Start of Extracted data

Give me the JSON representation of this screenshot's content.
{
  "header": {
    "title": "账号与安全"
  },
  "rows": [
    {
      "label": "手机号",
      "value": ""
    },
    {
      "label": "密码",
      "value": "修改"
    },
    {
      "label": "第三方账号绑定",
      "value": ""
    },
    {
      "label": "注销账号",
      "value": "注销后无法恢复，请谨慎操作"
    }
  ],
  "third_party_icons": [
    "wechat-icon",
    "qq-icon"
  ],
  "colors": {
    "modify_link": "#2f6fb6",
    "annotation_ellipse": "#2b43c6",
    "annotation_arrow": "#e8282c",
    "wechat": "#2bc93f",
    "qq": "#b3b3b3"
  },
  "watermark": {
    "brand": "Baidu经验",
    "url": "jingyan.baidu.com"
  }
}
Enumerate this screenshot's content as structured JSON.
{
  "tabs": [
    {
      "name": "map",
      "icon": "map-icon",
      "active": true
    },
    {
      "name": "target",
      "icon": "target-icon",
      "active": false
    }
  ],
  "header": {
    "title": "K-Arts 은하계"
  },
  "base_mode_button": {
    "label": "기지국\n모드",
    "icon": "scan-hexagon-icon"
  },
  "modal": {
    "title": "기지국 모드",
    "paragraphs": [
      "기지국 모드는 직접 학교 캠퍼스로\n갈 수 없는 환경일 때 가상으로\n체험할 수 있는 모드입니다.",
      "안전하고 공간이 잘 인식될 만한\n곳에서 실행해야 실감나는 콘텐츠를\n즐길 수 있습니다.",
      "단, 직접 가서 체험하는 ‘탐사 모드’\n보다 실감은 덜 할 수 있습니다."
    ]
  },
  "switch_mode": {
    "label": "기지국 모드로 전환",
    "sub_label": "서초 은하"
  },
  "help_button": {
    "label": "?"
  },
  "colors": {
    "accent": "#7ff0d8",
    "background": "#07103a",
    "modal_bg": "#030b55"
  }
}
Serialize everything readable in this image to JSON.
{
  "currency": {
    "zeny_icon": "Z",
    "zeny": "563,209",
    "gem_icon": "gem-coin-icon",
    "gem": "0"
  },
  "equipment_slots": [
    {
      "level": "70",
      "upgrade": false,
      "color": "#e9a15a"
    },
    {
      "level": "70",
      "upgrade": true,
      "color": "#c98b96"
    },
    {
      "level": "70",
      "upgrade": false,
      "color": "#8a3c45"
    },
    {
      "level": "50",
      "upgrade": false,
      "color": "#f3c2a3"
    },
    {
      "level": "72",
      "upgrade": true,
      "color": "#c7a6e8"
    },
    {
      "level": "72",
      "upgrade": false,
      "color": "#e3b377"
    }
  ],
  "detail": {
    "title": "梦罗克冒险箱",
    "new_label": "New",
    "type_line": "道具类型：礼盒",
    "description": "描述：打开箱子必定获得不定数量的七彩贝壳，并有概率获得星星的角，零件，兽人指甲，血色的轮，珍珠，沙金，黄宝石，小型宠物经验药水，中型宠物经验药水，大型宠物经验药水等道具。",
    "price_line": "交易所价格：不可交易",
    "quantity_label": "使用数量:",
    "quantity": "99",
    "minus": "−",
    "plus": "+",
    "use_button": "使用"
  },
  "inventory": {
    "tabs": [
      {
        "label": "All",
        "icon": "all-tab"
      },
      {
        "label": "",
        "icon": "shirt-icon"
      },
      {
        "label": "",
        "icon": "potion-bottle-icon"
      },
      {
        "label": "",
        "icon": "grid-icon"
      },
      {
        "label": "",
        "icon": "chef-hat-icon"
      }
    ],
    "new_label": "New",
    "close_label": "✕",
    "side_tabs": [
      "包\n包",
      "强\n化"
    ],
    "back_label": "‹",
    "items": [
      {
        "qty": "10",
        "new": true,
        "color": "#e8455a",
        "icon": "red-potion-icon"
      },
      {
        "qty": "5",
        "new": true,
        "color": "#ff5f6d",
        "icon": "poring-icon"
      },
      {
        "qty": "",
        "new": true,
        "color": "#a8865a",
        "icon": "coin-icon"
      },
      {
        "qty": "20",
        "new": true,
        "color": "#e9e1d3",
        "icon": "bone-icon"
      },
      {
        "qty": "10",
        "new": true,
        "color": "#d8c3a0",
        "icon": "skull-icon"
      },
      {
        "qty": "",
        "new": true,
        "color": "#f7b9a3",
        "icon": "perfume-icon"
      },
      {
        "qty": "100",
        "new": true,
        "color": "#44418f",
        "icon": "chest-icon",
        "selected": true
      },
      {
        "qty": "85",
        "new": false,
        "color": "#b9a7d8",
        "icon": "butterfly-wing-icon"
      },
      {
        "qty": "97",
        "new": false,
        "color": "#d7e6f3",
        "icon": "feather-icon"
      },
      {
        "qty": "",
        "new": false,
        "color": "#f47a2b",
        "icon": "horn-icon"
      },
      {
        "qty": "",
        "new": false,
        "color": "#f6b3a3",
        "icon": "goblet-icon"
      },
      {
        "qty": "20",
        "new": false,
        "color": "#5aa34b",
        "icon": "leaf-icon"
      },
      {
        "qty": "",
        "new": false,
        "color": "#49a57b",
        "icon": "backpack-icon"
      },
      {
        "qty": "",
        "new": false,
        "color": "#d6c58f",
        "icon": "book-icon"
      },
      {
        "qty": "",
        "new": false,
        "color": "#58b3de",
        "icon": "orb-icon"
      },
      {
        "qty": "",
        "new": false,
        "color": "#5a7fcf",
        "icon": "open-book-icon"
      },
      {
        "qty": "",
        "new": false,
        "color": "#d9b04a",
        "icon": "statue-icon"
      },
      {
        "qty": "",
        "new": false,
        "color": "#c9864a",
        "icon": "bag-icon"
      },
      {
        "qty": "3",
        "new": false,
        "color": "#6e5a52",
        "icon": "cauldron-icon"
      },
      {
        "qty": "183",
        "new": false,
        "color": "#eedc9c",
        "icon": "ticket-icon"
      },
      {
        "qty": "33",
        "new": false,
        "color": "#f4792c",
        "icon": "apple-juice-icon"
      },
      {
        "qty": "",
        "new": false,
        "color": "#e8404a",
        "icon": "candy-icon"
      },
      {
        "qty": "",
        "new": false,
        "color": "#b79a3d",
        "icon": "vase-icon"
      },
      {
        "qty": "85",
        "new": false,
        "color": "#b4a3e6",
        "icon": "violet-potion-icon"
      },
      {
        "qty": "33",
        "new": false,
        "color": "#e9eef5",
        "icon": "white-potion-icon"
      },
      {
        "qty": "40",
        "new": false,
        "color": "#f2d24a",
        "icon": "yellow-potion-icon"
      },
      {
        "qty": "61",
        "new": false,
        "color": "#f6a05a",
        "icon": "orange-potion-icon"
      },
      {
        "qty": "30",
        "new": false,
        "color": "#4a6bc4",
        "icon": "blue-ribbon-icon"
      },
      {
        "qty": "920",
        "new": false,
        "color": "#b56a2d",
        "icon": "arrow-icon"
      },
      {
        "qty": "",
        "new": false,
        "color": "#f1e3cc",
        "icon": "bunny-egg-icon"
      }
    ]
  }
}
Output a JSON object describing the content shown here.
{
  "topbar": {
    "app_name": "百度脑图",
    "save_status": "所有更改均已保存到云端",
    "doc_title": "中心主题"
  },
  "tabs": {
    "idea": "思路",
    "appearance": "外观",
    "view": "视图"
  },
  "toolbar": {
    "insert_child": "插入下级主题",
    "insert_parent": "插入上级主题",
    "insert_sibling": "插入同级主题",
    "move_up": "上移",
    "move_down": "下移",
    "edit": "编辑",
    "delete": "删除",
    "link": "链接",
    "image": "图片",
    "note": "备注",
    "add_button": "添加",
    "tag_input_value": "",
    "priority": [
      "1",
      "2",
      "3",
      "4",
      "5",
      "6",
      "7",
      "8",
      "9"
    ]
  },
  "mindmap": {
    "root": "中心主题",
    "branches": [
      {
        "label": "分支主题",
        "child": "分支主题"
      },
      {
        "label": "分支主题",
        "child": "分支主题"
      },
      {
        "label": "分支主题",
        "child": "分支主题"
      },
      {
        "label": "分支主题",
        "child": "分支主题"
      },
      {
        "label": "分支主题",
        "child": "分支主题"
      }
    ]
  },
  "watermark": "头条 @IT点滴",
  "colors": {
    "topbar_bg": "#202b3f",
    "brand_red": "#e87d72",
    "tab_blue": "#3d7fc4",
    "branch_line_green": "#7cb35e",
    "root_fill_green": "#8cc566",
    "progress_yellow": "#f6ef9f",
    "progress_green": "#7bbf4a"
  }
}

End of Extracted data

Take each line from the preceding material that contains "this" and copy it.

Response to the task
Give me the JSON representation of this screenshot's content.
Enumerate this screenshot's content as structured JSON.
Serialize everything readable in this image to JSON.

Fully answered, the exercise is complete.